WHAT THE TASK REQUIRES:
Give back the records below exactly, omitting the pictures.

+++ EXTRACTED DATA

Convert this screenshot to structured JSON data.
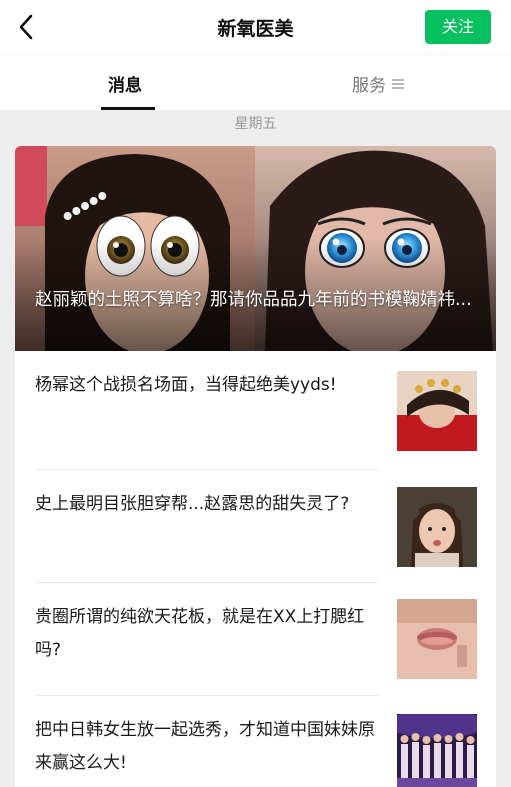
{
  "header": {
    "title": "新氧医美",
    "follow_label": "关注"
  },
  "tabs": [
    {
      "label": "消息"
    },
    {
      "label": "服务"
    }
  ],
  "weekday": "星期五",
  "hero": {
    "title": "赵丽颖的土照不算啥？那请你品品九年前的书模鞠婧祎..."
  },
  "articles": [
    {
      "title": "杨幂这个战损名场面，当得起绝美yyds!"
    },
    {
      "title": "史上最明目张胆穿帮...赵露思的甜失灵了?"
    },
    {
      "title": "贵圈所谓的纯欲天花板，就是在XX上打腮红吗?"
    },
    {
      "title": "把中日韩女生放一起选秀，才知道中国妹妹原来赢这么大!"
    }
  ],
  "colors": {
    "accent": "#07c160",
    "background": "#ededed"
  }
}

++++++

REPLY TO THE EXERCISE:
Convert this screenshot to structured JSON data.
{
  "header": {
    "title": "新氧医美",
    "follow_label": "关注"
  },
  "tabs": [
    {
      "label": "消息"
    },
    {
      "label": "服务"
    }
  ],
  "weekday": "星期五",
  "hero": {
    "title": "赵丽颖的土照不算啥？那请你品品九年前的书模鞠婧祎..."
  },
  "articles": [
    {
      "title": "杨幂这个战损名场面，当得起绝美yyds!"
    },
    {
      "title": "史上最明目张胆穿帮...赵露思的甜失灵了?"
    },
    {
      "title": "贵圈所谓的纯欲天花板，就是在XX上打腮红吗?"
    },
    {
      "title": "把中日韩女生放一起选秀，才知道中国妹妹原来赢这么大!"
    }
  ],
  "colors": {
    "accent": "#07c160",
    "background": "#ededed"
  }
}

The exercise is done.